Sadiq Khan unites with London retailers to fight government over business rates

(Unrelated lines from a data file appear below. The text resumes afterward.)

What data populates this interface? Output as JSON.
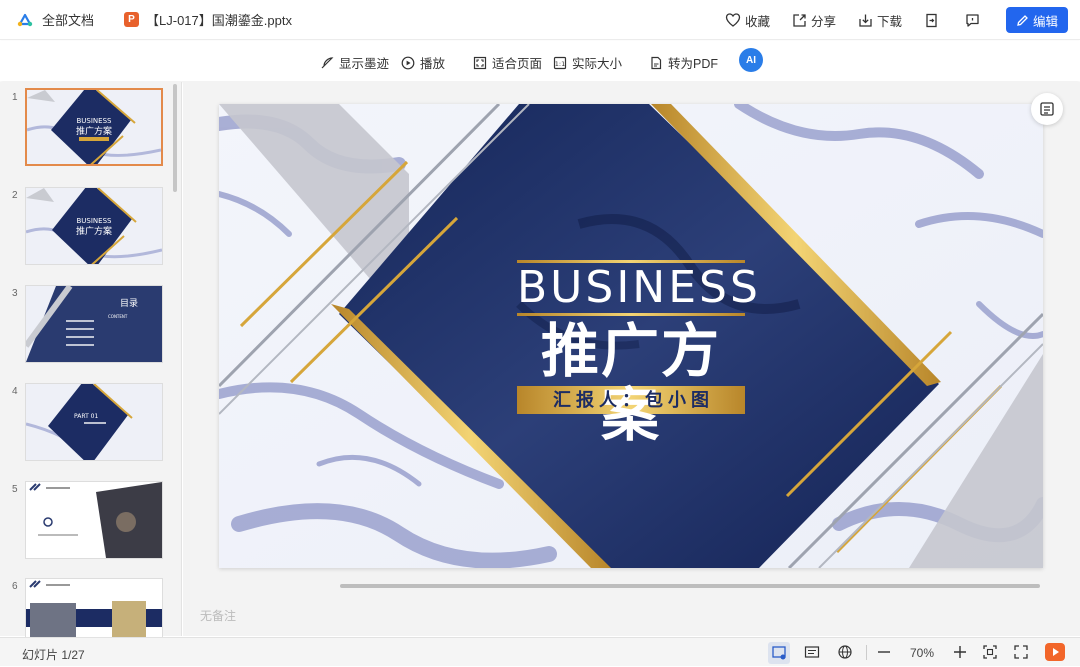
{
  "header": {
    "all_docs": "全部文档",
    "file_icon": "P",
    "file_name": "【LJ-017】国潮鎏金.pptx",
    "favorite": "收藏",
    "share": "分享",
    "download": "下载",
    "edit": "编辑"
  },
  "toolbar": {
    "show_ink": "显示墨迹",
    "play": "播放",
    "fit_page": "适合页面",
    "actual_size": "实际大小",
    "to_pdf": "转为PDF",
    "ai": "AI"
  },
  "thumbnails": [
    {
      "num": "1",
      "en": "BUSINESS",
      "cn": "推广方案"
    },
    {
      "num": "2",
      "en": "BUSINESS",
      "cn": "推广方案"
    },
    {
      "num": "3",
      "title": "目录",
      "en": "CONTENT"
    },
    {
      "num": "4",
      "en": "PART 01"
    },
    {
      "num": "5"
    },
    {
      "num": "6"
    }
  ],
  "slide": {
    "title_en": "BUSINESS",
    "title_cn": "推广方案",
    "reporter": "汇 报 人 ： 包 小 图"
  },
  "notes_placeholder": "无备注",
  "status": {
    "slide_count": "幻灯片 1/27",
    "zoom": "70%"
  },
  "colors": {
    "accent": "#2266ee",
    "navy": "#1c2c63",
    "gold": "#d6a63a",
    "selection": "#e38a4a"
  }
}
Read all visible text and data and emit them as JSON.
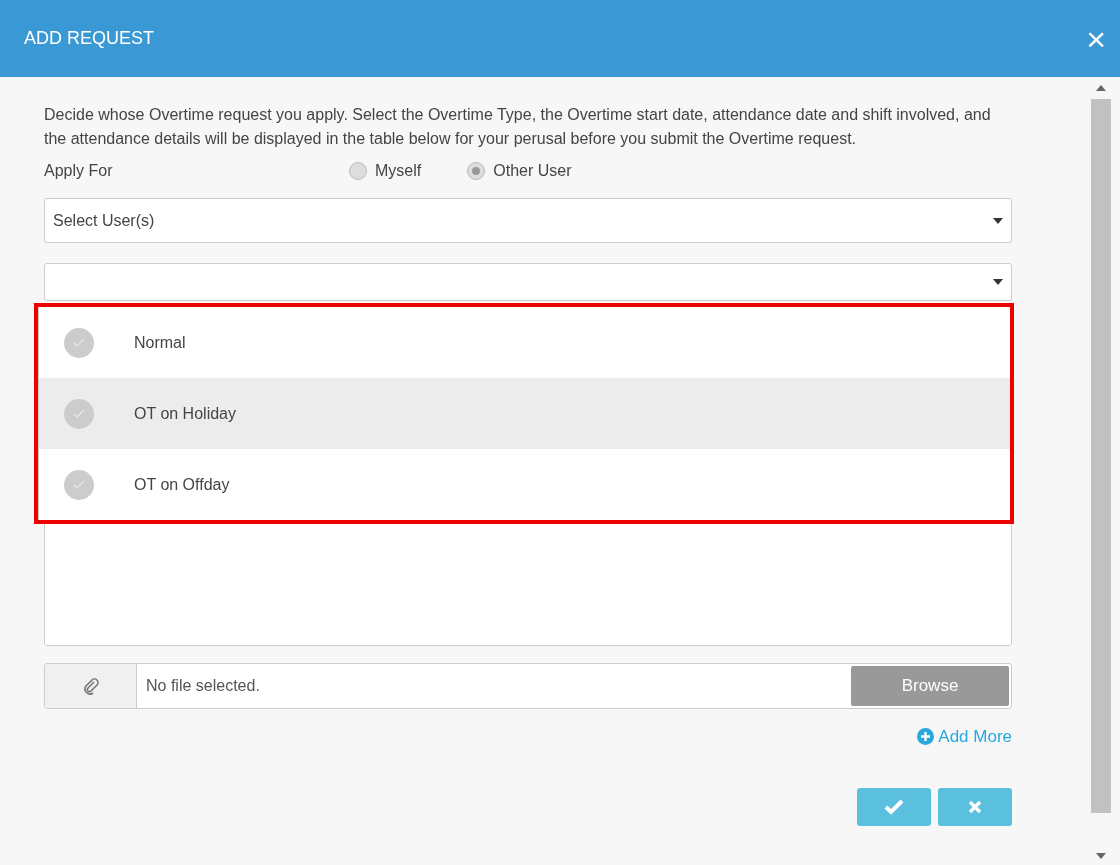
{
  "dialog": {
    "title": "ADD REQUEST",
    "close": "×"
  },
  "description": "Decide whose Overtime request you apply. Select the Overtime Type, the Overtime start date, attendance date and shift involved, and the attendance details will be displayed in the table below for your perusal before you submit the Overtime request.",
  "apply_for": {
    "label": "Apply For",
    "options": [
      {
        "label": "Myself",
        "selected": false
      },
      {
        "label": "Other User",
        "selected": true
      }
    ]
  },
  "user_select": {
    "placeholder": "Select User(s)"
  },
  "type_select": {
    "expanded": true,
    "options": [
      {
        "label": "Normal",
        "checked": false,
        "highlighted": false
      },
      {
        "label": "OT on Holiday",
        "checked": false,
        "highlighted": true
      },
      {
        "label": "OT on Offday",
        "checked": false,
        "highlighted": false
      }
    ]
  },
  "attachment": {
    "placeholder": "No file selected.",
    "browse": "Browse"
  },
  "add_more": "Add More"
}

An alliance of more than 40 business bodies and London mayor Sadiq Khan have joined forces to oppose the government’s current business rates system. Forming a united and unprecedented? opposition to current business rates rules, the alliance includes the Federation of Small Businesses (FSB), the London Chambers of Commerce (LCC), and the New West End Company. In a letter to communities? secretary Sajid Javid, Khan and his coalition called for a fundamental review? of the business rates system, so that London’s firms are not hit by unfair costs. The group warned government that business rate increases, which are expected to follow next April’s review of the system, would hit London hard? and will cause an unnecessary economic blow. Overall, London’s business owners face an annual business rate increase of roughly 885m, with some areas of the city rumoured to be in line for a 150 per cent rise after April 2017. The letter calls on the government to ensure any heavier business rate burden in London be phased in over a longer period, allowing owners more of a chance to cope. The letter’s publication comes one day after the government closed a consultation on the transitional relief? arrangements for new business rates. At present, proposals for the business rate revaluation will see increases in the first year capped at 45 per cent, a significant increase on the 12.5 per cent first year cap from previous revaluations. The group is concerned that the revaluation will result in a slowing in investment, job creation and profits, at a time when business owners need confidence and stability. London’s deputy mayor for business, Rajesh Agrawal, said in a statement: It is unacceptable that thousands of firms in the capital are, in effect, facing 50 per cent increases in their business rate bills with barely six months? notice. In total 43 organisations signed the letter, including 32 local business improvement bodies as well as pan-London bodies like the LCC and London council representatives.
ABOUT THE EXPERTFred Heritage
Fred Heritage was previously deputy editor at Business Advice. He has a BA in politics and international relations from the University of Kent and an MA in international conflict from Kings College London.